  • Very heat resistant
  • Very acid resistant
  • Not scratch resistant
  • Regular care with mineral oil necessary

Marble

This is a choice that is very prized for its aesthetic appeal as it is elegant and timeless. These stones are calcium carbonate based (think eggshells) – and can be scratched and etched with many household chemicals. Cleaning up while cooking, using cutting boards are recommended to maintain the finish of marble. For many this is fine, others may choose to have a yearly maintenance service to resurface/remove stains & blemishes, and for some this simply does not work with their lifestyle. The veins on the stone can often be felt as there is a difference in minerals, and there are also many natural fissures that can be filled before or after installation. This is simply part of getting marble.

You can expect

  • Very heat resistant
  • Not acid resistance (tomatoes, red wine, strong chemicals) – will etch the surface
  • Some to no scratch resistance
  • Cautious care and/or regular maintenance required
  • Natural veins, fissures, cracks that can be filled before or after installation.
  • Some chipping/wear over time
  • Requires sealing, often multiple coats to have stain resistance

Limestone & Travertine

Limestone presents a beautiful range of subdued colors while travertine is known for its characteristic veining and patterns. These stones, like marble, are also calcium carbonate based, and can be scratched and etched with many household chemicals. Cleaning up while cooking, using cutting boards are recommended to maintain the finish.

You can expect

  • Very heat resistant
  • Not acid resistance – tomatoes, red wine, strong chemicals will etch the surface
  • Some scratch resistance
  • High absorbency – must be sealed multiple times to have a high level of stain resistance
  • Cautious care and/or regular maintenance required
  • Natural veins, fissures, cracks that can be filled before or after installation – depends on stone
  • Dark gray limestones – can have efflorescence when used in wet areas. A strong penetrating sealer is recommended to minimize this effect.

Onyx

This is usually a bold statement piece –  often used for walls, fireplaces, backlit bars. These stones vary in performance, some are a bit harder than others, and will perform similarly to marble. This stone always has many fissures and cracks, which is what gives it its unique look.

You can expect

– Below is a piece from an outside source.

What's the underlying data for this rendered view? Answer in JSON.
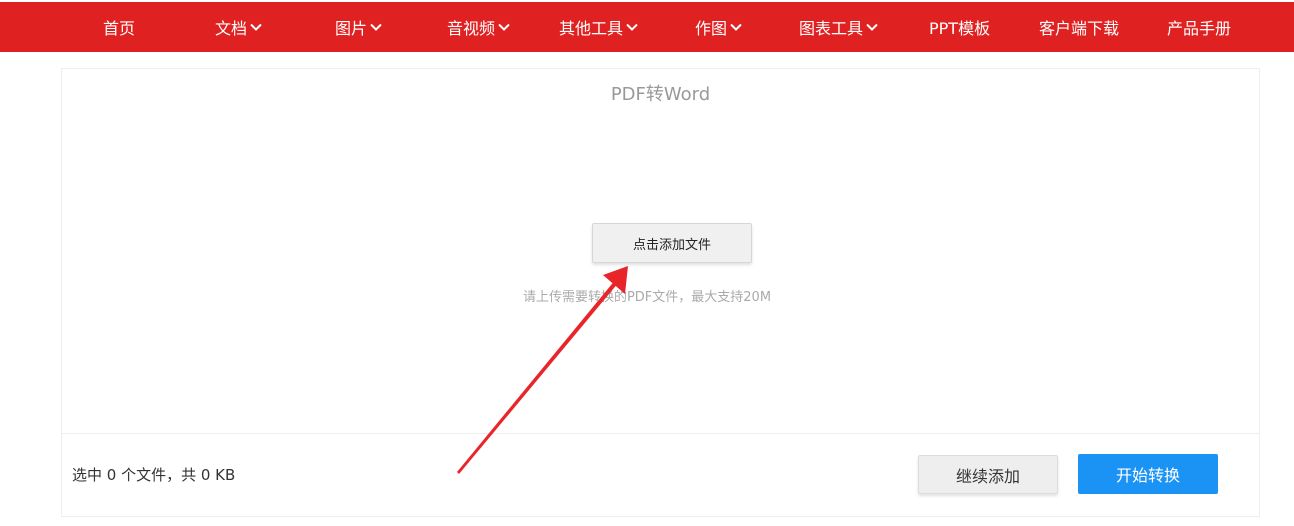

  • Very heat resistant
  • Little acid resistance (tomatoes, red wine, strong chemicals) – will etch the surface
  • Some to no scratch resistance
  • Cautious care and/or regular maintenance required
  • Natural veins, fissures, cracks that can be filled before or after installation.
  • Chipping/wear over time
  • Requires sealing
  • Limitations on edging options (miter, ogee, etc.)
  • Additional supports may be required

Cristal Collection/Calcites

These stones do fall in the marble grouping, but they are unique in characteristics. Chipping, cracking is a concern, but it a bit more resistant to scratching than most other marbles.. We don’t recommend these be used for large areas, and we do call out that the seams in this stone stand out a bit more than in others. This is due to the crystalline structure of the stone.

You can expect

  • Good heat resistance
  • Little acid resistance (tomatoes, red wine, strong chemicals) – can etch the surface
  • Some scratch resistance
  • Cautious care and/or regular maintenance required
  • Natural veins, fissures, cracks that can be filled before or after installation.
  • Chipping/wear over time
  • Requires sealing
  • Limitations on edging options – std edge is recommended.
  • Additional supports may be required